Your instructions.
Take the entries below and retype them exactly.

*** Data to examine ***

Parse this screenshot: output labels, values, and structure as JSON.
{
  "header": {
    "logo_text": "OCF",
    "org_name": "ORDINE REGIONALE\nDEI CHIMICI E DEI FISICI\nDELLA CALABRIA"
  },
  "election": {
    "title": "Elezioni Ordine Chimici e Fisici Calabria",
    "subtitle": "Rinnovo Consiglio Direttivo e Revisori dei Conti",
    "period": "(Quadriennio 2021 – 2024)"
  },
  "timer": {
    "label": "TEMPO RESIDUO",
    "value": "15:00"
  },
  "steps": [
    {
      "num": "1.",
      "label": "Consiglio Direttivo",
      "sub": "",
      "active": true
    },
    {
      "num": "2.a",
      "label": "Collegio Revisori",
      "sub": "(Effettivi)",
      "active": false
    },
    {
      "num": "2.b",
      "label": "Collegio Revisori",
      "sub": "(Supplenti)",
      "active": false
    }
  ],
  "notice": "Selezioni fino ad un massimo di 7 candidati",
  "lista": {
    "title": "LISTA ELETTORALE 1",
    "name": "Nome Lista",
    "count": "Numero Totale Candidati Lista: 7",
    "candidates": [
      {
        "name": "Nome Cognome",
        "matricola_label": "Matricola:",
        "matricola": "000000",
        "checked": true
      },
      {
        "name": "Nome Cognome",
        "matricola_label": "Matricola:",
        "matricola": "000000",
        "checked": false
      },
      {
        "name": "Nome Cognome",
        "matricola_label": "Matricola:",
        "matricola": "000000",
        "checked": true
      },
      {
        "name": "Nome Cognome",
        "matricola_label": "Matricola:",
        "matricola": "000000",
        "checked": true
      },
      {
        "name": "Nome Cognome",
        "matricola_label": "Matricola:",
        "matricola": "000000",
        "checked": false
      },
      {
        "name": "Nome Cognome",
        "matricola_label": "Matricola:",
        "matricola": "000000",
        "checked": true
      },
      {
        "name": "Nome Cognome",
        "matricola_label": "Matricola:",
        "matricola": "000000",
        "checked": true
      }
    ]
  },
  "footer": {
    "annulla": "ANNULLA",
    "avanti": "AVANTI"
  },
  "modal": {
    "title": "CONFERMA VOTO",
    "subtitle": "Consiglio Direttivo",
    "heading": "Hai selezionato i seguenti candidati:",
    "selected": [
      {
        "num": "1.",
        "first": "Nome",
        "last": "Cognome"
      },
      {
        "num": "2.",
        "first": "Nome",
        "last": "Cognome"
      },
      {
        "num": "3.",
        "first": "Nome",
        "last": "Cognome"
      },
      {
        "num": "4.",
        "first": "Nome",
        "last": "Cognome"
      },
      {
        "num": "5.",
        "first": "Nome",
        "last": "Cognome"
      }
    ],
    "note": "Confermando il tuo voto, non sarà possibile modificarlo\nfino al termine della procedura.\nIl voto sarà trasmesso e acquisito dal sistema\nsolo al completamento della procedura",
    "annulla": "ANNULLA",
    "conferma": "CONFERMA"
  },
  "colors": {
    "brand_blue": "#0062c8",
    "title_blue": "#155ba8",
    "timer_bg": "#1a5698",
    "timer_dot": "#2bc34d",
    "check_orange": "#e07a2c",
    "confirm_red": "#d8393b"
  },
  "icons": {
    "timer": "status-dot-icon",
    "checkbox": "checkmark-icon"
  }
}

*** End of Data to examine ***

Answer space.
Parse this screenshot: output labels, values, and structure as JSON.
{
  "header": {
    "logo_text": "OCF",
    "org_name": "ORDINE REGIONALE\nDEI CHIMICI E DEI FISICI\nDELLA CALABRIA"
  },
  "election": {
    "title": "Elezioni Ordine Chimici e Fisici Calabria",
    "subtitle": "Rinnovo Consiglio Direttivo e Revisori dei Conti",
    "period": "(Quadriennio 2021 – 2024)"
  },
  "timer": {
    "label": "TEMPO RESIDUO",
    "value": "15:00"
  },
  "steps": [
    {
      "num": "1.",
      "label": "Consiglio Direttivo",
      "sub": "",
      "active": true
    },
    {
      "num": "2.a",
      "label": "Collegio Revisori",
      "sub": "(Effettivi)",
      "active": false
    },
    {
      "num": "2.b",
      "label": "Collegio Revisori",
      "sub": "(Supplenti)",
      "active": false
    }
  ],
  "notice": "Selezioni fino ad un massimo di 7 candidati",
  "lista": {
    "title": "LISTA ELETTORALE 1",
    "name": "Nome Lista",
    "count": "Numero Totale Candidati Lista: 7",
    "candidates": [
      {
        "name": "Nome Cognome",
        "matricola_label": "Matricola:",
        "matricola": "000000",
        "checked": true
      },
      {
        "name": "Nome Cognome",
        "matricola_label": "Matricola:",
        "matricola": "000000",
        "checked": false
      },
      {
        "name": "Nome Cognome",
        "matricola_label": "Matricola:",
        "matricola": "000000",
        "checked": true
      },
      {
        "name": "Nome Cognome",
        "matricola_label": "Matricola:",
        "matricola": "000000",
        "checked": true
      },
      {
        "name": "Nome Cognome",
        "matricola_label": "Matricola:",
        "matricola": "000000",
        "checked": false
      },
      {
        "name": "Nome Cognome",
        "matricola_label": "Matricola:",
        "matricola": "000000",
        "checked": true
      },
      {
        "name": "Nome Cognome",
        "matricola_label": "Matricola:",
        "matricola": "000000",
        "checked": true
      }
    ]
  },
  "footer": {
    "annulla": "ANNULLA",
    "avanti": "AVANTI"
  },
  "modal": {
    "title": "CONFERMA VOTO",
    "subtitle": "Consiglio Direttivo",
    "heading": "Hai selezionato i seguenti candidati:",
    "selected": [
      {
        "num": "1.",
        "first": "Nome",
        "last": "Cognome"
      },
      {
        "num": "2.",
        "first": "Nome",
        "last": "Cognome"
      },
      {
        "num": "3.",
        "first": "Nome",
        "last": "Cognome"
      },
      {
        "num": "4.",
        "first": "Nome",
        "last": "Cognome"
      },
      {
        "num": "5.",
        "first": "Nome",
        "last": "Cognome"
      }
    ],
    "note": "Confermando il tuo voto, non sarà possibile modificarlo\nfino al termine della procedura.\nIl voto sarà trasmesso e acquisito dal sistema\nsolo al completamento della procedura",
    "annulla": "ANNULLA",
    "conferma": "CONFERMA"
  },
  "colors": {
    "brand_blue": "#0062c8",
    "title_blue": "#155ba8",
    "timer_bg": "#1a5698",
    "timer_dot": "#2bc34d",
    "check_orange": "#e07a2c",
    "confirm_red": "#d8393b"
  },
  "icons": {
    "timer": "status-dot-icon",
    "checkbox": "checkmark-icon"
  }
}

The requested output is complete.